Since Redington, at least six judges in this Circuit have questioned or rejected third-party claims brought by SIPA trustees, beginning with Judge Pollack in Mishkin v. Peat, Marwick, Mitchell & Co., 744 F. Supp. 531, 556-58 (S.D.N.Y. 1990). See also Picard v. JPMorgan Chase & Co., 460 B.R. 84, 100-101 (S.D.N.Y. 2011) (McMahon, J.); Picard v. HSBC Bank PLC, 454 B.R. 25, 33-34 (S.D.N.Y. 2011) (Rakoff, J.); Picard v. Taylor (In re Park South Sec., LLC), 326 B.R. 505, 516 (Bankr. S.D.N.Y. 2005) (Drain, J.); Giddens v. D.H. Blair & Co. (In re A.R. Baron & Co., Inc.), 280 B.R. 794, 804 (Bankr. S.D.N.Y. 2002) (Beatty, J.); SIPC v. BDO Seidman, LLP, 49 F. Supp. 2d 644, 653 (S.D.N.Y. 1999) (Preska, J.), rev'd on other grounds, 222 F.3d 63 (2d Cir. 2000).
Yet Redington has enjoyed something of a half-life, with several courts (including this one) assuming without deciding that Redington retains residual force.Redington should be put to rest; it has no precedential effect.
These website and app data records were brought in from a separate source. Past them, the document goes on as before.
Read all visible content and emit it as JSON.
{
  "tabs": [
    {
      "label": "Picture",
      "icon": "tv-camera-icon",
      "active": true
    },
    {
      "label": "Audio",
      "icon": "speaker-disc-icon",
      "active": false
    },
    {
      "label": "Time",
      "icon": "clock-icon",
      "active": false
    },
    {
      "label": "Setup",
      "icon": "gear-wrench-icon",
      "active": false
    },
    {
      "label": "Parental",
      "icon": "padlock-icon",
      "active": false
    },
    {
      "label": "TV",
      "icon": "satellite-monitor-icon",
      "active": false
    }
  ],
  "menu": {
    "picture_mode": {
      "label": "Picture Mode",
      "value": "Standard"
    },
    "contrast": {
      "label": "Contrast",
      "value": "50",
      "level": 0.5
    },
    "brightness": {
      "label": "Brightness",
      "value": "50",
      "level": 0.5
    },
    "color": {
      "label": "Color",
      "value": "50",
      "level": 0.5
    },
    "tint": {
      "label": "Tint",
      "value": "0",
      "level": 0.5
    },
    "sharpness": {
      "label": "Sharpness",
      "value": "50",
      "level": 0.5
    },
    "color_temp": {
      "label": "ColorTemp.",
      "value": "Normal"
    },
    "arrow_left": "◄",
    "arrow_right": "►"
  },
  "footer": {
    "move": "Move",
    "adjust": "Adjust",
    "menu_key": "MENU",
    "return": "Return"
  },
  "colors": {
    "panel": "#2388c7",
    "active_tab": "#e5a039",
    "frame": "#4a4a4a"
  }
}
Even if Redington retained some persuasive value, it would not decide this case. First, Redington considered chiefly whether the trustee and SIPC had standing to bring a cause of action under Section 17 of the Exchange Act; the opinion said nothing about a SIPA trustee's ability to orchestrate mass tort actions against third parties. See Redington v. Touche Ross & Co., 592 F.2d 617, 618 (2d Cir. 978), rev'd, 442 U.S. 560 (1979) ("[W]e are presented with he question whether a private cause of action exists under section 17 of the Securities Exchange Act of 1934 against accountants who prepare misleading statements of a broker's financial affairs, and if so, who may maintain such an action."). Second, our holding in Redington turned, in part, on an analysis of Fed. R. Civ. P. 17(a), which sets forth rules concerning real parties in interest, and which has no application here. See id. at 625; see also infra p. 51 n.25. Third, Redington involved claims against a single accounting firm for a few discrete instances of alleged misconduct (the preparation of misleading financial statements). As a result, the policy concerns we express below (see infra pp. 59-69) would have been considerably diminished--and, indeed, were not even addressed by the Court. Fourth, and finally, in Redington the brokerage firm was not complicit in the wrongdoing, but rather "an entity distinct from its conniving officers [that] was directly damaged by Touche Ross' unsatisfactory audit." 592 F.2d at 620. The Redington Court therefore did not have occasion to consider whether the doctrine of in pari delicto barred all or part of the suit. In sum, Redington is both non-binding and inapposite.
Share this article: